The manipulation of photographic images to reconstruct the world to suit an ideology, or a capitalist vision, is as old as the image itself, as old as the caves of Altamira, and even older, to those scribbles on rocks long lost. Manipulation of the virtual world, the reconstruction of history, goes together with a society organized on a hierarchical structure. History is never seen from the view point of the underdog, if such a vision appears, it is suppressed ruthlessly.
The virtual world – religion, ideologies, myths – is a mapping out device for our insertion in the real world. It cannot be therefore left for the underdog to mould it. Gottwald and his Communists knew it, MacDonalds, Coca Cola, Murdoch, et al, know it.
The ways that old building learn. The ways through which old building are constantly reinserted in the mapping out devices for our insertion in the ‘real’ world, in which we have a recognised existence as long as we are consumers. The coertion, again, and not really in a subliminal level, to exercise our ‘humanity’ by buying.
Roma, 1987. Photo by Pablo Luis González
The new technologies are not responsible, per se, of the degree of manipulation apparent nowadays in the world of the media. This alteration of the image has been obvious from airbrushing the image of Clementis from thousands of photographs in Communist Czechoslovakia, to the coloured windows of medieval cathedrals, depicting a reality where every body, from God downwards, had a place in society.
“The truth is that art, for all its claims to be a personal expression wrought by th hand of the artist, has always employed the latest technology whenever it has had the chance.
“Digitally constructed colour photographs from Fictitous Portraits
Photo by Keith Cottingham,
reproduced from Scene, may/june 1997,
Man or Mouse?, by Chris Townsend.
Ethical concerns about digital processing of the photographic image? The issue is not the new technologies themselves. What they have introduced is an amplification of the scale that this manipulation is being done. By making easier to achieve it, everyone is doing it. No, the issue lies on the multinationals, Macdonalds, Coca Cola, Calvin Klein, Reebok, Murdoch, etc, and, ultimately, ourselves.
The digital manipulation of photographic images through computer processing has made possible the creation of images which would have been virtually impossible to achieve by using ‘conventional’ technologies.
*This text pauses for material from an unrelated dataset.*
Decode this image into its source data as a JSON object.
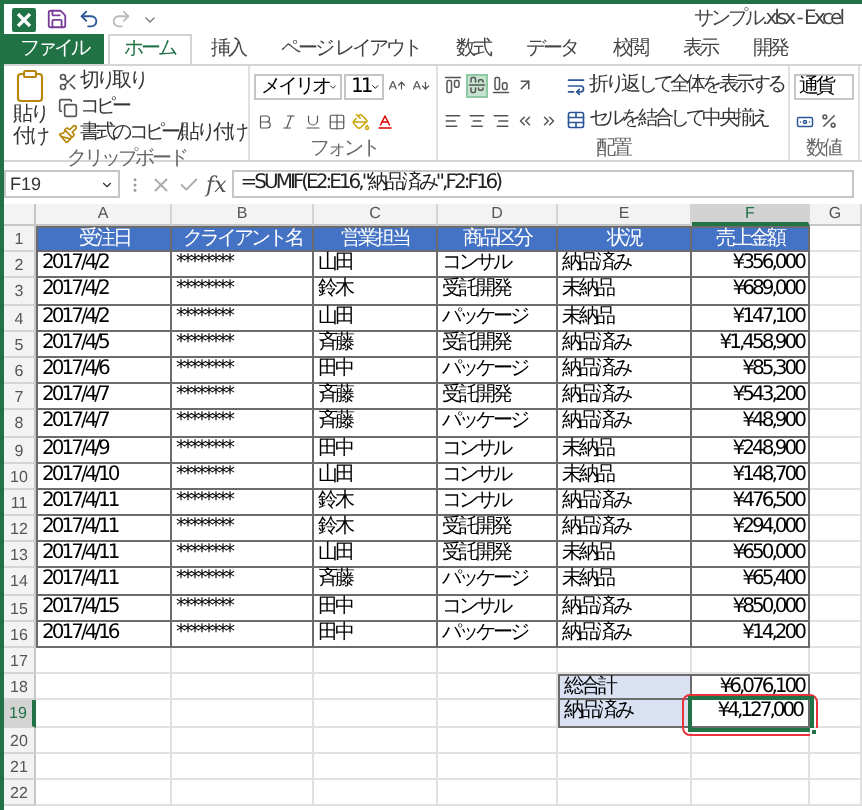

However, electronic processing of information does not necesarily produce a new art form by itself, unless the boundaries of existing artistic endeavours are pushed to the limit, eroding the barriers between them.
“‘Art’ does not lie in the means by which images are made, but in their content and context. Vermeer may have used a camera obscura as a drawing aid; one of the earliest uses of photography was making figure studies for portrait painters to copy.”
Four digitally produced (manipulated?) c-prints.
The Dystopia Series
Images by Anthony Aziz and Sammy Cucher
reproduced from Scene, may/june 1997,
Man or Mouse?, by Chris Townsend.
Allen-Mills, Tony, If looks could kill, Style Magazine, The Sunday Times, 1 June 1997
Compton, Nick, Klein of the times, London, Sky Magazine, July 1997
Evans, Harold, Pictures on a Page, London, Book Club Associates/Wm Heinemann, 1979
The Guardian, Weekend Magazine (fashion section), 24 May 1997
Koudelka, Josef, Gypsies, New York, Aperture Books, 1975
Kundera, Milan, The Book of Laughter and Forgetting, London, Penguin Books, 1987
Sontag, Susan, On Photography, Harmondsworth, Penguin Books, 1977
Time-Life Books, Life Library of Photography: Documentary Photography, Time-Life International (Nederland) B.V., 1976
Townsend, Chris, Man or Mouse?, London, Scene Magazine, may/june 1997